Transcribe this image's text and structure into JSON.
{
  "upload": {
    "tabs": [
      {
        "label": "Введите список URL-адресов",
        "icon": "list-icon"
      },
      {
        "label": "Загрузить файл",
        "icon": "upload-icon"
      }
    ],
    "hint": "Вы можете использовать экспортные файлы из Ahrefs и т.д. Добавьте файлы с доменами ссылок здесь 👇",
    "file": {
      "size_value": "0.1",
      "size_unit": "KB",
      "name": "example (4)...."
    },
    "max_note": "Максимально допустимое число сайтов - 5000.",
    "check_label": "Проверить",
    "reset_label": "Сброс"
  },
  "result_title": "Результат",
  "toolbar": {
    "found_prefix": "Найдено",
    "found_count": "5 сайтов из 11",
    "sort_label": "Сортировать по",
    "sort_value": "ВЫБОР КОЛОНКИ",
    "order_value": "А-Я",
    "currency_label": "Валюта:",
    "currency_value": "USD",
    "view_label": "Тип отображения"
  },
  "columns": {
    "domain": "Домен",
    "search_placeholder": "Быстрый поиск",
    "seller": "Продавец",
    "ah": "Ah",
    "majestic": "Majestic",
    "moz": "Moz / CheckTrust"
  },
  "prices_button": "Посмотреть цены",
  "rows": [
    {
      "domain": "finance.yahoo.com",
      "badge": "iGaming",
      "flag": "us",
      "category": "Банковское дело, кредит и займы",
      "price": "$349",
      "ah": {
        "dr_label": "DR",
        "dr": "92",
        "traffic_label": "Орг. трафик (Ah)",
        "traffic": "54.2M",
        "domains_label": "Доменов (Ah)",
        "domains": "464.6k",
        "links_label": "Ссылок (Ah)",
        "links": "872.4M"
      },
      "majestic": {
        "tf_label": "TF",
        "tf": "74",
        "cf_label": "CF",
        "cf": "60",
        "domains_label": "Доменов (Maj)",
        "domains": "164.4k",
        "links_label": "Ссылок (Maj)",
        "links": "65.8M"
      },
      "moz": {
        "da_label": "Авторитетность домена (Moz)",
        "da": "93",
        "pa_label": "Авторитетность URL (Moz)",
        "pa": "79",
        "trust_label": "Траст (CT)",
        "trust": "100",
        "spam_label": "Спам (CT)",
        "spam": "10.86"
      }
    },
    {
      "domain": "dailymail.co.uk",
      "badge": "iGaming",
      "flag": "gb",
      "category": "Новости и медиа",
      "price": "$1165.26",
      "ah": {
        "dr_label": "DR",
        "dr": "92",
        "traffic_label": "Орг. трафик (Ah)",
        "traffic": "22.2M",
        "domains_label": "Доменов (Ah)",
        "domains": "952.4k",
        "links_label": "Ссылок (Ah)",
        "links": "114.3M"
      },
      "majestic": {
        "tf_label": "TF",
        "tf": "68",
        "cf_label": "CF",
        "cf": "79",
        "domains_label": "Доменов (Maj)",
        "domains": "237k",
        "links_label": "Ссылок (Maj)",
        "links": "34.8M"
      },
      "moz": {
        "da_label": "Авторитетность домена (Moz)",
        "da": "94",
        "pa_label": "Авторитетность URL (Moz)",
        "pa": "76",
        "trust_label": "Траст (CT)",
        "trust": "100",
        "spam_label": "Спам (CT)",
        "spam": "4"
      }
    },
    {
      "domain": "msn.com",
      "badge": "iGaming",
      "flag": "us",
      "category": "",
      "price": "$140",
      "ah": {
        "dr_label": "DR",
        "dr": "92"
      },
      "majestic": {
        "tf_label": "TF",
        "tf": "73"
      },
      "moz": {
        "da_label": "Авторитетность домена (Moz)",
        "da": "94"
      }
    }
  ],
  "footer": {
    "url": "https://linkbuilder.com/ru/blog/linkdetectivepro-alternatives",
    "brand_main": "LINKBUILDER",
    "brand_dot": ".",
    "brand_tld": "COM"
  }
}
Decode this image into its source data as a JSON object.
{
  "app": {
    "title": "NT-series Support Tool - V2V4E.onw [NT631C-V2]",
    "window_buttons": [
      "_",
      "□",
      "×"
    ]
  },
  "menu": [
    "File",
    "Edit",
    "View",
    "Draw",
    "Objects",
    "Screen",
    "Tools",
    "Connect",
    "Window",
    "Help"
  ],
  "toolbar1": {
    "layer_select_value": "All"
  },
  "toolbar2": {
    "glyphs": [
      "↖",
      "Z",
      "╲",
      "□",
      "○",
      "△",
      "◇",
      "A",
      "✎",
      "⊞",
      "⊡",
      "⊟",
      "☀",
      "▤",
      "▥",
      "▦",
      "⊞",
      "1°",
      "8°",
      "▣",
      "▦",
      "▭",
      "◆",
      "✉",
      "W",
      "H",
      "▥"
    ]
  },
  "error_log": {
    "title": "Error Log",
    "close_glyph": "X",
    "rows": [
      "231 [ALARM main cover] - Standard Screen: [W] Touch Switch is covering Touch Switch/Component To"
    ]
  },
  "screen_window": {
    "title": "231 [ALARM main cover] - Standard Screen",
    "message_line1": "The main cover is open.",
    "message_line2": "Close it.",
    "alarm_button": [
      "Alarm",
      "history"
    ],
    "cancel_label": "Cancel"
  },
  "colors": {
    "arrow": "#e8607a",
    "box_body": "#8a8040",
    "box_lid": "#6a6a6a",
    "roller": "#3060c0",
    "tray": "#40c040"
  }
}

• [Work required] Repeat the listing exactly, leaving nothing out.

• [Answer below]
Transcribe this image's text and structure into JSON.
{
  "upload": {
    "tabs": [
      {
        "label": "Введите список URL-адресов",
        "icon": "list-icon"
      },
      {
        "label": "Загрузить файл",
        "icon": "upload-icon"
      }
    ],
    "hint": "Вы можете использовать экспортные файлы из Ahrefs и т.д. Добавьте файлы с доменами ссылок здесь 👇",
    "file": {
      "size_value": "0.1",
      "size_unit": "KB",
      "name": "example (4)...."
    },
    "max_note": "Максимально допустимое число сайтов - 5000.",
    "check_label": "Проверить",
    "reset_label": "Сброс"
  },
  "result_title": "Результат",
  "toolbar": {
    "found_prefix": "Найдено",
    "found_count": "5 сайтов из 11",
    "sort_label": "Сортировать по",
    "sort_value": "ВЫБОР КОЛОНКИ",
    "order_value": "А-Я",
    "currency_label": "Валюта:",
    "currency_value": "USD",
    "view_label": "Тип отображения"
  },
  "columns": {
    "domain": "Домен",
    "search_placeholder": "Быстрый поиск",
    "seller": "Продавец",
    "ah": "Ah",
    "majestic": "Majestic",
    "moz": "Moz / CheckTrust"
  },
  "prices_button": "Посмотреть цены",
  "rows": [
    {
      "domain": "finance.yahoo.com",
      "badge": "iGaming",
      "flag": "us",
      "category": "Банковское дело, кредит и займы",
      "price": "$349",
      "ah": {
        "dr_label": "DR",
        "dr": "92",
        "traffic_label": "Орг. трафик (Ah)",
        "traffic": "54.2M",
        "domains_label": "Доменов (Ah)",
        "domains": "464.6k",
        "links_label": "Ссылок (Ah)",
        "links": "872.4M"
      },
      "majestic": {
        "tf_label": "TF",
        "tf": "74",
        "cf_label": "CF",
        "cf": "60",
        "domains_label": "Доменов (Maj)",
        "domains": "164.4k",
        "links_label": "Ссылок (Maj)",
        "links": "65.8M"
      },
      "moz": {
        "da_label": "Авторитетность домена (Moz)",
        "da": "93",
        "pa_label": "Авторитетность URL (Moz)",
        "pa": "79",
        "trust_label": "Траст (CT)",
        "trust": "100",
        "spam_label": "Спам (CT)",
        "spam": "10.86"
      }
    },
    {
      "domain": "dailymail.co.uk",
      "badge": "iGaming",
      "flag": "gb",
      "category": "Новости и медиа",
      "price": "$1165.26",
      "ah": {
        "dr_label": "DR",
        "dr": "92",
        "traffic_label": "Орг. трафик (Ah)",
        "traffic": "22.2M",
        "domains_label": "Доменов (Ah)",
        "domains": "952.4k",
        "links_label": "Ссылок (Ah)",
        "links": "114.3M"
      },
      "majestic": {
        "tf_label": "TF",
        "tf": "68",
        "cf_label": "CF",
        "cf": "79",
        "domains_label": "Доменов (Maj)",
        "domains": "237k",
        "links_label": "Ссылок (Maj)",
        "links": "34.8M"
      },
      "moz": {
        "da_label": "Авторитетность домена (Moz)",
        "da": "94",
        "pa_label": "Авторитетность URL (Moz)",
        "pa": "76",
        "trust_label": "Траст (CT)",
        "trust": "100",
        "spam_label": "Спам (CT)",
        "spam": "4"
      }
    },
    {
      "domain": "msn.com",
      "badge": "iGaming",
      "flag": "us",
      "category": "",
      "price": "$140",
      "ah": {
        "dr_label": "DR",
        "dr": "92"
      },
      "majestic": {
        "tf_label": "TF",
        "tf": "73"
      },
      "moz": {
        "da_label": "Авторитетность домена (Moz)",
        "da": "94"
      }
    }
  ],
  "footer": {
    "url": "https://linkbuilder.com/ru/blog/linkdetectivepro-alternatives",
    "brand_main": "LINKBUILDER",
    "brand_dot": ".",
    "brand_tld": "COM"
  }
}
Decode this image into its source data as a JSON object.
{
  "app": {
    "title": "NT-series Support Tool - V2V4E.onw [NT631C-V2]",
    "window_buttons": [
      "_",
      "□",
      "×"
    ]
  },
  "menu": [
    "File",
    "Edit",
    "View",
    "Draw",
    "Objects",
    "Screen",
    "Tools",
    "Connect",
    "Window",
    "Help"
  ],
  "toolbar1": {
    "layer_select_value": "All"
  },
  "toolbar2": {
    "glyphs": [
      "↖",
      "Z",
      "╲",
      "□",
      "○",
      "△",
      "◇",
      "A",
      "✎",
      "⊞",
      "⊡",
      "⊟",
      "☀",
      "▤",
      "▥",
      "▦",
      "⊞",
      "1°",
      "8°",
      "▣",
      "▦",
      "▭",
      "◆",
      "✉",
      "W",
      "H",
      "▥"
    ]
  },
  "error_log": {
    "title": "Error Log",
    "close_glyph": "X",
    "rows": [
      "231 [ALARM main cover] - Standard Screen: [W] Touch Switch is covering Touch Switch/Component To"
    ]
  },
  "screen_window": {
    "title": "231 [ALARM main cover] - Standard Screen",
    "message_line1": "The main cover is open.",
    "message_line2": "Close it.",
    "alarm_button": [
      "Alarm",
      "history"
    ],
    "cancel_label": "Cancel"
  },
  "colors": {
    "arrow": "#e8607a",
    "box_body": "#8a8040",
    "box_lid": "#6a6a6a",
    "roller": "#3060c0",
    "tray": "#40c040"
  }
}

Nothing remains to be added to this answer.